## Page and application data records
▬▬▬▬▬▬▬▬▬▬

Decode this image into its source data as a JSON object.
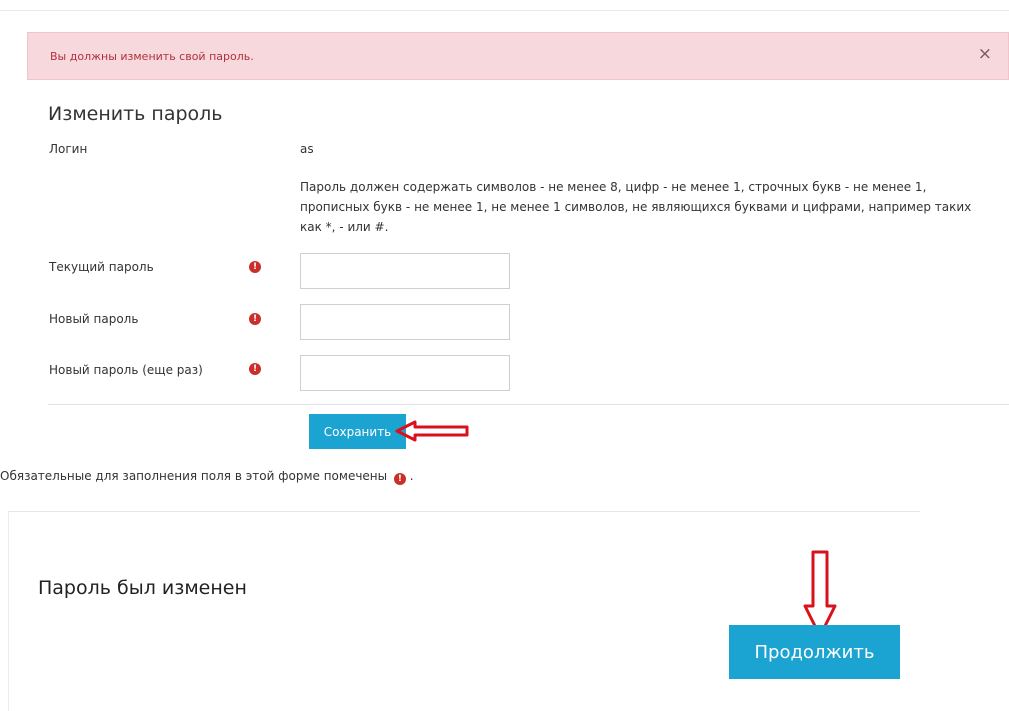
{
  "alert": {
    "message": "Вы должны изменить свой пароль.",
    "close_symbol": "×"
  },
  "form": {
    "title": "Изменить пароль",
    "login_label": "Логин",
    "login_value": "as",
    "password_rules": "Пароль должен содержать символов - не менее 8, цифр - не менее 1, строчных букв - не менее 1, прописных букв - не менее 1, не менее 1 символов, не являющихся буквами и цифрами, например таких как *, - или #.",
    "fields": [
      {
        "label": "Текущий пароль",
        "value": ""
      },
      {
        "label": "Новый пароль",
        "value": ""
      },
      {
        "label": "Новый пароль (еще раз)",
        "value": ""
      }
    ],
    "required_icon": "!",
    "save_label": "Сохранить",
    "required_note": "Обязательные для заполнения поля в этой форме помечены",
    "required_note_tail": "."
  },
  "result": {
    "message": "Пароль был изменен",
    "continue_label": "Продолжить"
  },
  "colors": {
    "accent": "#1ba3d1",
    "alert_bg": "#f7d9dd",
    "alert_text": "#b0303a",
    "required": "#c9302c",
    "annotation_arrow": "#d9111b"
  }
}
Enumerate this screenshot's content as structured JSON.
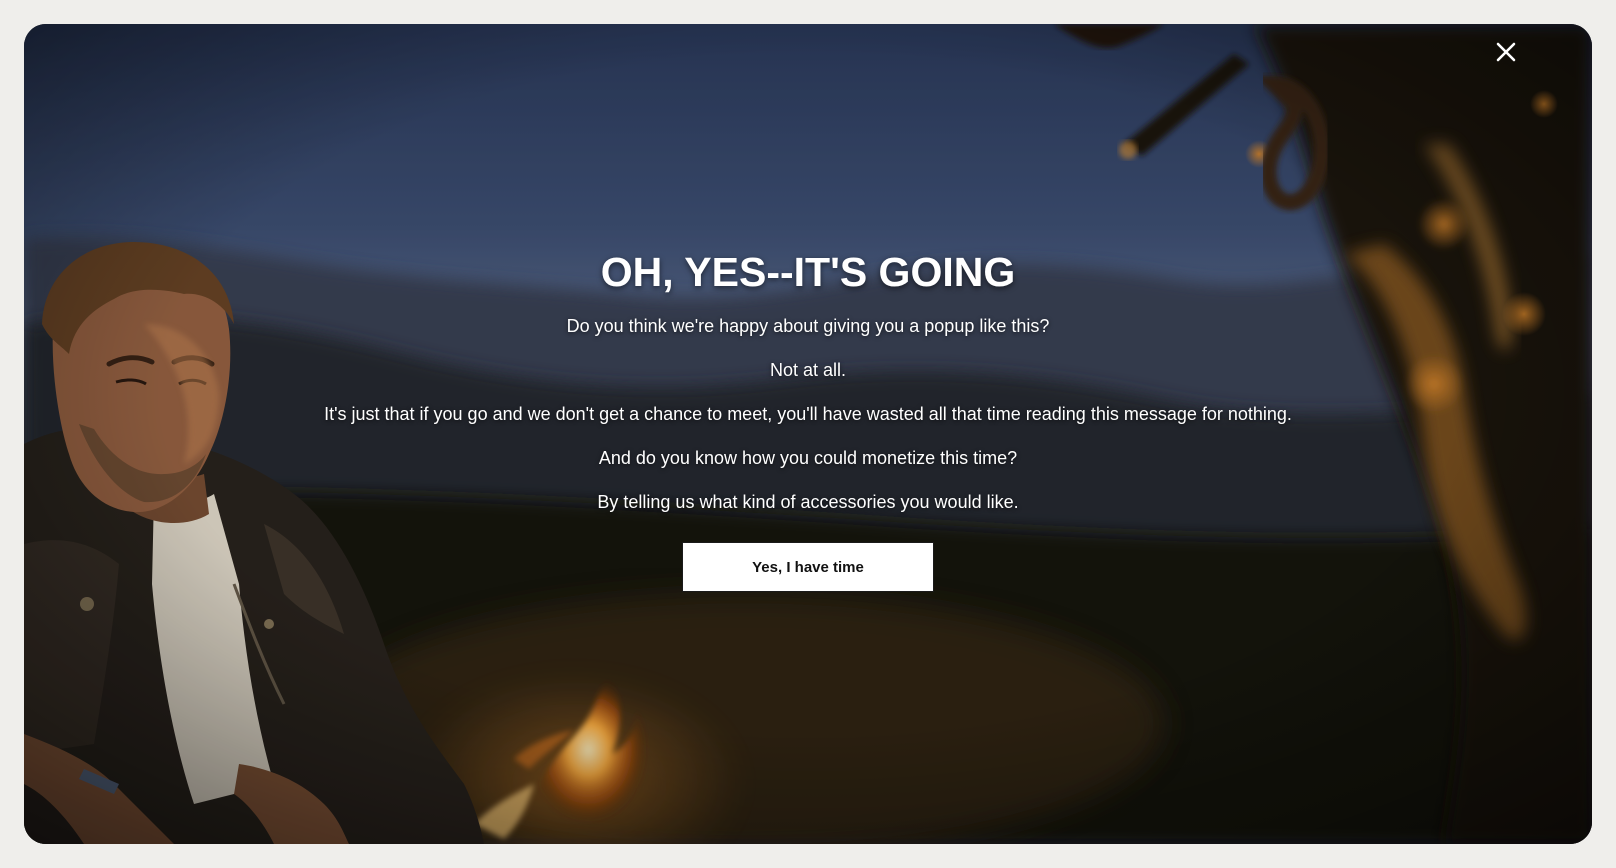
{
  "popup": {
    "title": "OH, YES--IT'S GOING",
    "messages": [
      "Do you think we're happy about giving you a popup like this?",
      "Not at all.",
      "It's just that if you go and we don't get a chance to meet, you'll have wasted all that time reading this message for nothing.",
      "And do you know how you could monetize this time?",
      "By telling us what kind of accessories you would like."
    ],
    "cta_label": "Yes, I have time",
    "close_icon": "close-icon",
    "background_image": "man-by-campfire-at-dusk",
    "colors": {
      "text": "#ffffff",
      "button_bg": "#ffffff",
      "button_text": "#111111",
      "page_bg": "#efeeeb"
    }
  }
}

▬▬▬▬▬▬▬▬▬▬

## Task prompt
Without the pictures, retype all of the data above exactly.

## Finished task
Decode this image into its source data as a JSON object.
{
  "alert": {
    "message": "Вы должны изменить свой пароль.",
    "close_symbol": "×"
  },
  "form": {
    "title": "Изменить пароль",
    "login_label": "Логин",
    "login_value": "as",
    "password_rules": "Пароль должен содержать символов - не менее 8, цифр - не менее 1, строчных букв - не менее 1, прописных букв - не менее 1, не менее 1 символов, не являющихся буквами и цифрами, например таких как *, - или #.",
    "fields": [
      {
        "label": "Текущий пароль",
        "value": ""
      },
      {
        "label": "Новый пароль",
        "value": ""
      },
      {
        "label": "Новый пароль (еще раз)",
        "value": ""
      }
    ],
    "required_icon": "!",
    "save_label": "Сохранить",
    "required_note": "Обязательные для заполнения поля в этой форме помечены",
    "required_note_tail": "."
  },
  "result": {
    "message": "Пароль был изменен",
    "continue_label": "Продолжить"
  },
  "colors": {
    "accent": "#1ba3d1",
    "alert_bg": "#f7d9dd",
    "alert_text": "#b0303a",
    "required": "#c9302c",
    "annotation_arrow": "#d9111b"
  }
}
Enumerate this screenshot's content as structured JSON.
{
  "popup": {
    "title": "OH, YES--IT'S GOING",
    "messages": [
      "Do you think we're happy about giving you a popup like this?",
      "Not at all.",
      "It's just that if you go and we don't get a chance to meet, you'll have wasted all that time reading this message for nothing.",
      "And do you know how you could monetize this time?",
      "By telling us what kind of accessories you would like."
    ],
    "cta_label": "Yes, I have time",
    "close_icon": "close-icon",
    "background_image": "man-by-campfire-at-dusk",
    "colors": {
      "text": "#ffffff",
      "button_bg": "#ffffff",
      "button_text": "#111111",
      "page_bg": "#efeeeb"
    }
  }
}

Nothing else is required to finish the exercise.